Analysing the skeleton
Analysis of the bones has identified the skeleton as an adult male aged between his late 20s and late 30s; whilst forensic analysis of the bone joints, using standard post-mortem methods, provides a narrower estimate of 30-34 years of age. Richard III was 32 when he died.
Overall, the skeleton is quite slender for a man but there is no skeletal evidence for the limp or withered arm favoured by authors such as Sir Thomas More or William Shakespeare. He did, however, suffer from severe scoliosis (curvature of the spine). This would have probably lifted his right shoulder higher than his left.
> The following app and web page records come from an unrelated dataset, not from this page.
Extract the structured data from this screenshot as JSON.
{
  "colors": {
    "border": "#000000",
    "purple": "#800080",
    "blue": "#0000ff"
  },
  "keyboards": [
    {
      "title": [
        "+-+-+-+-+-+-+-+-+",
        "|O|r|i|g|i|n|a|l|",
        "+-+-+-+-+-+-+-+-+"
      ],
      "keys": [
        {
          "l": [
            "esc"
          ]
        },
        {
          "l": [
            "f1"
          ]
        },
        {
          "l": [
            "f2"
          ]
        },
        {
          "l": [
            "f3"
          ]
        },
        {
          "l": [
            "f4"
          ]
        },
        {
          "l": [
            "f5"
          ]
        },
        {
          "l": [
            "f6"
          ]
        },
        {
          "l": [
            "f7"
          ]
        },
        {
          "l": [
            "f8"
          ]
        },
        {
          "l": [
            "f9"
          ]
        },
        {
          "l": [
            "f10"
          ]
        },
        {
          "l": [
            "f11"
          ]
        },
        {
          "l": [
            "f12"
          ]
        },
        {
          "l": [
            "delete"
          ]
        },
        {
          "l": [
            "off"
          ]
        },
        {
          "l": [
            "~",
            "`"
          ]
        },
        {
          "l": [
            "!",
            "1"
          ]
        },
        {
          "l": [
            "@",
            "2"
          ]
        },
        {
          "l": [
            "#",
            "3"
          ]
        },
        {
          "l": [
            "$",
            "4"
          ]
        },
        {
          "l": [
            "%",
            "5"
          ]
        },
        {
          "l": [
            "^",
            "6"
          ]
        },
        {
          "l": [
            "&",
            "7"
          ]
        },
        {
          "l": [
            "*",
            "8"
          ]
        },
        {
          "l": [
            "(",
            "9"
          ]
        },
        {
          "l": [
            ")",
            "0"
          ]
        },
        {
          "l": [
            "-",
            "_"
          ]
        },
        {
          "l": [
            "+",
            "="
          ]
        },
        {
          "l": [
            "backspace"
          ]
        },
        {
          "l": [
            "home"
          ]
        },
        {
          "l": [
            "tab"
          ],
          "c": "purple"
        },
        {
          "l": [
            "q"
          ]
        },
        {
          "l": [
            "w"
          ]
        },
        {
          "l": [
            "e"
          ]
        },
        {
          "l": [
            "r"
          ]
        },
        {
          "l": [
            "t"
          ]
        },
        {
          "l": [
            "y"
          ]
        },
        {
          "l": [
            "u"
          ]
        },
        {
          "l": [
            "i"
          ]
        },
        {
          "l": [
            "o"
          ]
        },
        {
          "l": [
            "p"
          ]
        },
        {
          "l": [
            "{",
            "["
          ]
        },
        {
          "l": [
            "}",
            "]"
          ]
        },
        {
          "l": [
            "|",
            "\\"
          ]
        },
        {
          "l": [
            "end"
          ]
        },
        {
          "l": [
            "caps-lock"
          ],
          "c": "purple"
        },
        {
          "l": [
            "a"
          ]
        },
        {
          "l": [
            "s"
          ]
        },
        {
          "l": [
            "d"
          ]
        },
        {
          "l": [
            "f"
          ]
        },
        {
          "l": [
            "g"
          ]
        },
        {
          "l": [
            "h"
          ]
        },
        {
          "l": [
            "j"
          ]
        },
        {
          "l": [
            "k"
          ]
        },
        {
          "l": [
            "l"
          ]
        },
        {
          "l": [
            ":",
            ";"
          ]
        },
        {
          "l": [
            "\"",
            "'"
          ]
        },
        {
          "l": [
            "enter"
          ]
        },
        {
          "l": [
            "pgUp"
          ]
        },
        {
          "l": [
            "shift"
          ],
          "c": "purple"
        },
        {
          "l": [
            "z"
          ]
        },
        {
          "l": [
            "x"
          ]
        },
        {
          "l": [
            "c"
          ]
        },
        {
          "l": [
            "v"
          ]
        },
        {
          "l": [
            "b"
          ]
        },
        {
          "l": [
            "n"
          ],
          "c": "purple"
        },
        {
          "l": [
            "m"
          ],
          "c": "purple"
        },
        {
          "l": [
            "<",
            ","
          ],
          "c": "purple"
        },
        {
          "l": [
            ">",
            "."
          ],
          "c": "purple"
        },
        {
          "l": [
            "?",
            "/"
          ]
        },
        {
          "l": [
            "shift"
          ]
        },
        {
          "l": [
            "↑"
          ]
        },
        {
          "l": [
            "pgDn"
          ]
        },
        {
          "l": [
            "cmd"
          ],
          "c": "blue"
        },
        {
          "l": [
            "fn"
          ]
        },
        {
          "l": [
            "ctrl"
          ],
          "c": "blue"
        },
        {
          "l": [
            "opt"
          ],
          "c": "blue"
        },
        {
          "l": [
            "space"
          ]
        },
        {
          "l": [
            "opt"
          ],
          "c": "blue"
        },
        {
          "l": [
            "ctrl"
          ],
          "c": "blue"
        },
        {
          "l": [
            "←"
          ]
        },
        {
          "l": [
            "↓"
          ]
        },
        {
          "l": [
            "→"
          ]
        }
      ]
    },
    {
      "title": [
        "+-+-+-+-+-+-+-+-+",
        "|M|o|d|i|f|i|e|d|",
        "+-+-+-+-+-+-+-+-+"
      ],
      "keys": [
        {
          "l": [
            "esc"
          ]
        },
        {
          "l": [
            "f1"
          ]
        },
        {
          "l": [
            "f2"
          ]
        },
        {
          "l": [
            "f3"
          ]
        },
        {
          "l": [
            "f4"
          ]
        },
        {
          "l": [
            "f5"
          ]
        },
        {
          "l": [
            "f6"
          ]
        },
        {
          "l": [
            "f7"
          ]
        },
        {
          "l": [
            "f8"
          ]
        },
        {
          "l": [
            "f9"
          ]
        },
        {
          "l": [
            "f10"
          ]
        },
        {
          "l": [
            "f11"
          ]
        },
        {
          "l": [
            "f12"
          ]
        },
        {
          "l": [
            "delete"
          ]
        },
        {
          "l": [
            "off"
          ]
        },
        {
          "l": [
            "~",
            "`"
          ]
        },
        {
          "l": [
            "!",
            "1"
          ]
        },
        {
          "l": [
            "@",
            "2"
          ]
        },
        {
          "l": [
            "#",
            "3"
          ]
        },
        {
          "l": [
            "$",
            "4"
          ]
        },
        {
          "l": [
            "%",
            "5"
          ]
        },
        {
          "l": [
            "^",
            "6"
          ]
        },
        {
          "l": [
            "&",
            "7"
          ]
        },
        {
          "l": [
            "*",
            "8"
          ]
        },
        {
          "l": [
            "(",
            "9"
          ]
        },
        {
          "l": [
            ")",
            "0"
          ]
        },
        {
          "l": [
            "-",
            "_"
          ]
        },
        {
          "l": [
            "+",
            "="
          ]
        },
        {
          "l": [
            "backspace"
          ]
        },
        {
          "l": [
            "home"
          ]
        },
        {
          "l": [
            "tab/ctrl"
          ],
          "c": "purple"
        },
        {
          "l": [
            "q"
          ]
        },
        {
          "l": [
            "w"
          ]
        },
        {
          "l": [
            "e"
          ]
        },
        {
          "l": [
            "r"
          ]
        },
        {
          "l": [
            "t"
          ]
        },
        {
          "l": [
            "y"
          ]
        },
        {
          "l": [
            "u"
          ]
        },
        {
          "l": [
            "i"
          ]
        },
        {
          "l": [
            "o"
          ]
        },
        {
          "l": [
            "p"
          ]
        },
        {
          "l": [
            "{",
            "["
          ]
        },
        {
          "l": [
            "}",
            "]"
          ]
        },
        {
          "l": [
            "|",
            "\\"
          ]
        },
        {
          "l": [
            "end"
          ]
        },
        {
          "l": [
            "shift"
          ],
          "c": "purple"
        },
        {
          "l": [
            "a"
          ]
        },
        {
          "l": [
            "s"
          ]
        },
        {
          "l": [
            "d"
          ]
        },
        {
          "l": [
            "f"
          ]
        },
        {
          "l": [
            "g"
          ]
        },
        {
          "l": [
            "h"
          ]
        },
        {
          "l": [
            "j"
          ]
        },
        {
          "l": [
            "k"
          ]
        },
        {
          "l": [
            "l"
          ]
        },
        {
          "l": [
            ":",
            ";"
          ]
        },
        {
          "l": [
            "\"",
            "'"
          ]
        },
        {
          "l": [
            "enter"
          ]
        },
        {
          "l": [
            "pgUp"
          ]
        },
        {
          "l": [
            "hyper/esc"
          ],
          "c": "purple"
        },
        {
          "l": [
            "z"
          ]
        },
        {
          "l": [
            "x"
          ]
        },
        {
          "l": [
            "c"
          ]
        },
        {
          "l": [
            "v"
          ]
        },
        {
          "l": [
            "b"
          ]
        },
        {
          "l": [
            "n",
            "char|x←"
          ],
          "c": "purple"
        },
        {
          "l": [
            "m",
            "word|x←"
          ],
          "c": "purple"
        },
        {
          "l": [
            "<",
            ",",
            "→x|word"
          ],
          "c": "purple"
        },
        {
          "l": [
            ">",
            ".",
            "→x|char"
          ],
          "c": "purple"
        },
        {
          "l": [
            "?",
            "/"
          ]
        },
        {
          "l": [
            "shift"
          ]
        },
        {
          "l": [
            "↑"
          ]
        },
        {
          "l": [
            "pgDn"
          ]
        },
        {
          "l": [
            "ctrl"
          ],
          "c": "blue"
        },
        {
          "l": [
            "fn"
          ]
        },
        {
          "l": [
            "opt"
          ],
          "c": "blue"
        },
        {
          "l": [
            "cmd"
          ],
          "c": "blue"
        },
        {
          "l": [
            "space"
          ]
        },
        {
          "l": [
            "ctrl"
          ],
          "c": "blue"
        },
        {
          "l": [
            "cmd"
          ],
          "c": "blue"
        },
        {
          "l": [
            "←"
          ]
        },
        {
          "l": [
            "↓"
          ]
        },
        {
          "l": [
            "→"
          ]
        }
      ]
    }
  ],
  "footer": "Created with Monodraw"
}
From the length of the intact right thigh bone (femur) it can be calculated that he would have stood about 5ft 8in (1.74m) tall, slightly above average for men during the medieval period. However, the curve of his spine would have reduced his height significantly, making him appear much shorter.
Several teeth were lost before death; the rest were slightly worn, with some calculus (calcified plaque) and a few cavities.
Overall, the skeleton’s physical attributes match the little we know about Richard III’s age and appearance.